Wednesday, July 04, 2007

Taste test: Shamshiri on a summer evening

crusty Persian rice, left
Sometimes the best reason to try a new restaurant is when the location fits elegantly into your plans for the evening. In our case, the route last Saturday involved delivering a teenager to deepest west Glendale. I remembered from my regrettably brief tenure in Weight Watchers that Shamshiri in the same complex looked like a promising choice in that neighborhood, and Matt had never had Persian food, so voila, a plan was hatched.
Shamshiri has various locations around town -- the Glendale location has plenty of parking and a patio that's pleasant on warm nights. We started with a refreshing tomato and cucumber salad with a bracingly sour dressing -- it would have been a great foil to something oily like hummus but we didn't want to fill up too fast. I insisted Matt try fesenjan, the chicken stew made with pomegranates and crushed walnuts. Fesenjan, being a murky stew with a burnished burgundy color, doesn't photograph well, but it was delicious -- fruity without being cloying and not as oily as some versions. The fesenjan was served with a large plate of rice with the crunchy, buttery crust included, a delicacy for Persian diners. I had a chicken dish in a very mild saffron gravy (adas polo, above) served with an enormous plate of rice studded with barberries, dates, lentils and raisins. I liked the combo of tasty items in the rice, but the overall effect was a bit bland. It does end up being a lot of rice, so if you're carb-phobic, you might want to find some substitutions among the appetizer salads.
Most of the dishes are available in vegetarian versions, the prices are reasonable, portions are huge and the service was efficient -- so we'll definitely add Shamshiri to our list of reliable places in Glendale. It's more casual than some Persian restaurants, so it's a good stop on the way to a movie, shopping trip ...or Weight Watchers meeting!
122 W Stocker St
(818) 246-9541

1 comment:

tannaz said...
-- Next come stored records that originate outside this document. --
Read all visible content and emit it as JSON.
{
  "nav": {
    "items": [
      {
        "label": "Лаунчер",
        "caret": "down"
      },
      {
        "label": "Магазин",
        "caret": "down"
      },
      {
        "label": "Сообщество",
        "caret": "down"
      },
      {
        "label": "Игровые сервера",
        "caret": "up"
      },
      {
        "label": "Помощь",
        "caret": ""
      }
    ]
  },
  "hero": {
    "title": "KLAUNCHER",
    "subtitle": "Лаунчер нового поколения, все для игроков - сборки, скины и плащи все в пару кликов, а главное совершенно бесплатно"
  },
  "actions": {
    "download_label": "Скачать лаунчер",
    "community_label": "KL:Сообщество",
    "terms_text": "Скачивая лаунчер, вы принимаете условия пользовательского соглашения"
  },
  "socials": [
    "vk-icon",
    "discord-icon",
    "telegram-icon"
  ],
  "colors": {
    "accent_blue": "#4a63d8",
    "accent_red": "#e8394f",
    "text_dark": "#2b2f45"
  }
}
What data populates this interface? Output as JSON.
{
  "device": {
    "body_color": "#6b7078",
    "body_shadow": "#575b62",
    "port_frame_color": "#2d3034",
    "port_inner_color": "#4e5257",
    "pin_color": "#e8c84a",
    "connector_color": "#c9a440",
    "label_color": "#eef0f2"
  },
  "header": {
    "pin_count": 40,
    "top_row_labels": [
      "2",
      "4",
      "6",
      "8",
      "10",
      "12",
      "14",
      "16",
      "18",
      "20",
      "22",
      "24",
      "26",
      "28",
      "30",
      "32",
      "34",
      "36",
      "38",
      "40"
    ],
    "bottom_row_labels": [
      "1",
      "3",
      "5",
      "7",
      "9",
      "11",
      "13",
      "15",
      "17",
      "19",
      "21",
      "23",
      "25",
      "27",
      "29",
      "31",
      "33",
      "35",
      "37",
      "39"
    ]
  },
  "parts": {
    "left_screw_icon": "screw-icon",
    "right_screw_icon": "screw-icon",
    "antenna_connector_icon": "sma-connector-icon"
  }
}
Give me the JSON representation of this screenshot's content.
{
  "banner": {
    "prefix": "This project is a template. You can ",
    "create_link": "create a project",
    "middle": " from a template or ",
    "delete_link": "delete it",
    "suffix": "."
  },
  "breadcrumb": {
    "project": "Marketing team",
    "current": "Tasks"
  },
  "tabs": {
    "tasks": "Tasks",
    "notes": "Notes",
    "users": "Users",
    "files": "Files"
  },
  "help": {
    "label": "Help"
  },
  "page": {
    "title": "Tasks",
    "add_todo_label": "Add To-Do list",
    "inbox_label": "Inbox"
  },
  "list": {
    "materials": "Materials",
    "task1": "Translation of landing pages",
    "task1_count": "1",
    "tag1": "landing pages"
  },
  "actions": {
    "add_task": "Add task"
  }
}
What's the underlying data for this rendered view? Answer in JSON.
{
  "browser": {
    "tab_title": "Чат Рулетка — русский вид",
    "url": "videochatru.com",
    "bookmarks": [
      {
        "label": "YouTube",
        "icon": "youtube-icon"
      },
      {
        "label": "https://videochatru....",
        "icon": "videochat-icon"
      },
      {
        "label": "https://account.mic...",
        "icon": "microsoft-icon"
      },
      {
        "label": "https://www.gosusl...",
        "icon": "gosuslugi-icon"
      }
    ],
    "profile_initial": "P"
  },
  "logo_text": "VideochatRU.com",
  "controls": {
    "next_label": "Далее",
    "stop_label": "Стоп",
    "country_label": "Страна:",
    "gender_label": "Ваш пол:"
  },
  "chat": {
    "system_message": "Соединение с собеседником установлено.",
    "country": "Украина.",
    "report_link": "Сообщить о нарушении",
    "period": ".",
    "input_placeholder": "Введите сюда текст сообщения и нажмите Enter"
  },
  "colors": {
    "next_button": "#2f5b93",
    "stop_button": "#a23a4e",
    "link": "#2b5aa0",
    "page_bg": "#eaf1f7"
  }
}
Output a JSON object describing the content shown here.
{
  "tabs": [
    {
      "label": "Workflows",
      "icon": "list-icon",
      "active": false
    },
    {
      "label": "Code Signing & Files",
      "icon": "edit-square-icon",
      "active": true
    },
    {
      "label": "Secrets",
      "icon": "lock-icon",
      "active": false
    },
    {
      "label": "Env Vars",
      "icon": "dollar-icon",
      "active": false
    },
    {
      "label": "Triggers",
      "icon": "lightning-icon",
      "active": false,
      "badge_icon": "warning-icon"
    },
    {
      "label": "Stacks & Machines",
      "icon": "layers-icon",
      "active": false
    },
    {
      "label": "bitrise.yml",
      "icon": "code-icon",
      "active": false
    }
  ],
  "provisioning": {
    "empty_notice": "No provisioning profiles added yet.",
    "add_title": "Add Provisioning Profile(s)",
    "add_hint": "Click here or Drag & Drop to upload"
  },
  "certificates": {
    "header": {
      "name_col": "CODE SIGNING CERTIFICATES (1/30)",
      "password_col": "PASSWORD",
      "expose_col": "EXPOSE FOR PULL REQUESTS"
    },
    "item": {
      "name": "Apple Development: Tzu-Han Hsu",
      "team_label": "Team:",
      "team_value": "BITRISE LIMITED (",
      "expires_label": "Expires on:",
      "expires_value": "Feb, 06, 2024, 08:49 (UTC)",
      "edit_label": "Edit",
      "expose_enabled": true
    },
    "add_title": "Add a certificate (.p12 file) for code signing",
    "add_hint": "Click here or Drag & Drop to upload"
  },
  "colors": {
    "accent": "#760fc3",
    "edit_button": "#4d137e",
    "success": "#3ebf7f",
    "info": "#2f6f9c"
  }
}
I'm glad you enjoyed Shamshiri, and it's always great to read about Persian restaurants! A tiny nitpick: adas polo is not the chicken, but rather the rice! 'Polo' is the word for any of a bunch of dishes of rice mixed with various yummy stuff -- vegetables, fruit, fresh herbs, legumes, etc. It's a word related to 'pilaf' and 'pilau', and has nothing to to with 'pollo'. 'Adas' just means lentils, so 'adas polo' is just lentil polo. At its most basic, adas polo is just rice with lentils and maybe fried onions; in our house, if you add raisins and dates, you turn it into polo keshmesh -- raisin polo.